This is arguably the most well-known and critically important HOA process – the transition of management from a developer-controlled association to a resident-controlled HOA.
The transition process will almost certainly require external assistance from a CPA, lawyer, and others. It is highly recommended to bring in a neutral third party to review the books, validate your community’s financial health, train the new treasurer, and even help resolve potential conflicts during the turnover.
The transition process also requires close collaboration between the developer and the HOA members, which is accounted for in the checklist with approval tasks that require review and approval from both parties before moving on to the next stage of the transition.
In brief, here are the six key things you should do as part of the transition process.
- Inspect all financial documentation (budget, bank statements, tax returns, vendor contracts, etc.)
- Conduct a financial audit (highly recommended to hire an experienced CPA)
- Conduct a reserve study to evaluate the health of the reserve fund
- Ensure compliance with state laws and CCRs
- Determine the HOA board of directors (election) and conduct training with the developer
- Hire an engineer to inspect the properties

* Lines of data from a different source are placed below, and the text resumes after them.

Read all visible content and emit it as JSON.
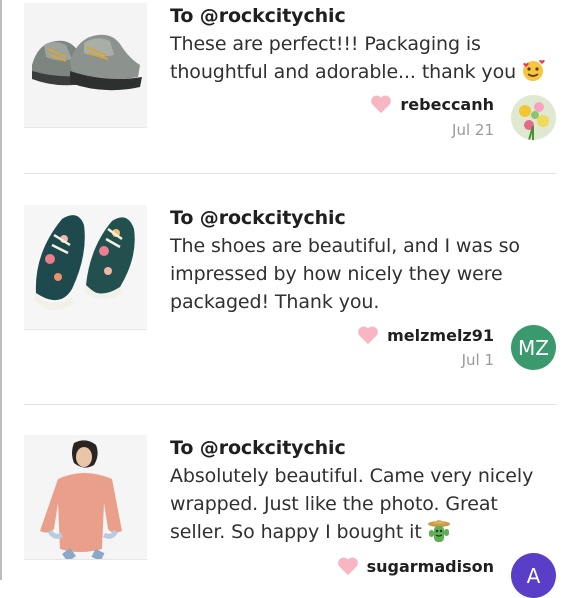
{
  "reviews": [
    {
      "to": "To @rockcitychic",
      "text": "These are perfect!!! Packaging is thoughtful and adorable... thank you",
      "username": "rebeccanh",
      "date": "Jul 21",
      "avatar_initials": "",
      "avatar_color": "#c9d9a0",
      "image": "hiking-shoes",
      "emoji": "smiling-face-with-hearts"
    },
    {
      "to": "To @rockcitychic",
      "text": "The shoes are beautiful, and I was so impressed by how nicely they were packaged! Thank you.",
      "username": "melzmelz91",
      "date": "Jul 1",
      "avatar_initials": "MZ",
      "avatar_color": "#3a9a6e",
      "image": "floral-sneakers"
    },
    {
      "to": "To @rockcitychic",
      "text": "Absolutely beautiful. Came very nicely wrapped. Just like the photo. Great seller. So happy I bought it",
      "username": "sugarmadison",
      "date": "",
      "avatar_initials": "A",
      "avatar_color": "#5a3ec8",
      "image": "pink-sweatshirt",
      "emoji": "cowboy-cactus"
    }
  ],
  "colors": {
    "heart": "#f7b6c2",
    "divider": "#e2e2e2",
    "date": "#9a9a9a"
  }
}
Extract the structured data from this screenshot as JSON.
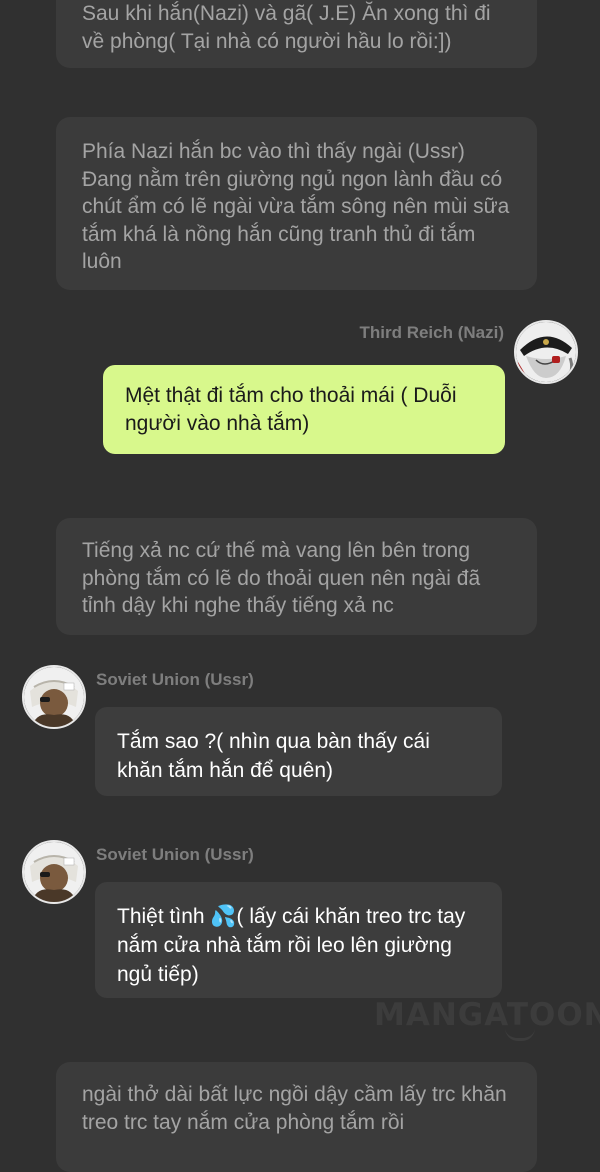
{
  "messages": {
    "narration_1": "Sau khi hắn(Nazi) và gã( J.E) Ăn xong thì đi về phòng( Tại nhà có người hầu lo rồi:])",
    "narration_2": "Phía Nazi hắn bc vào thì thấy ngài (Ussr) Đang nằm trên giường ngủ ngon lành đầu có chút ẩm có lẽ ngài vừa tắm sông nên mùi sữa tắm khá là nồng hắn cũng tranh thủ đi tắm luôn",
    "nazi_name": "Third Reich (Nazi)",
    "nazi_message": "Mệt thật đi tắm cho thoải mái ( Duỗi người vào nhà tắm)",
    "narration_3": "Tiếng xả nc cứ thế mà vang lên bên trong phòng tắm có lẽ do thoải quen nên ngài đã tỉnh dậy khi nghe thấy tiếng xả nc",
    "ussr_name_1": "Soviet Union (Ussr)",
    "ussr_message_1": "Tắm sao ?( nhìn qua bàn thấy cái khăn tắm hắn để quên)",
    "ussr_name_2": "Soviet Union (Ussr)",
    "ussr_message_2_emoji": "💦",
    "ussr_message_2_before": "Thiệt tình ",
    "ussr_message_2_after": "( lấy cái khăn treo trc tay nắm cửa nhà tắm rồi leo lên giường ngủ tiếp)",
    "narration_4": "ngài thở dài bất lực ngồi dậy cầm lấy trc khăn treo trc tay nắm cửa phòng tắm rồi"
  },
  "watermark": "MANGATOON",
  "colors": {
    "background": "#303030",
    "narration_bubble": "#3b3b3b",
    "left_bubble": "#3d3d3d",
    "right_bubble": "#d8f88c"
  },
  "icons": {
    "nazi_avatar": "avatar-image",
    "ussr_avatar": "avatar-image",
    "droplets": "sweat-droplets-emoji"
  }
}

This HOA Transition Checklist will take you through each of the above tasks while maintaining communication with other stakeholders such as the developer and external professionals assisting you with the transition.
Bear in mind that the best time to start your transition is about 4-6 months before the official developer turnover. If you wait until during (or after) the turnover process, you may find it more difficult to get access to important records from the developer.
A little info about Process Street
Process Street is superpowered checklists. By using our software to document your processes, you are instantly creating an actionable workflow in which tasks can be assigned to team members, automated, and monitored in real-time to ensure they are being executed as intended, each and every time.
The point is to minimize human error, increase accountability, and provide employees with all of the tools and information necessary to complete their tasks as effectively as possible.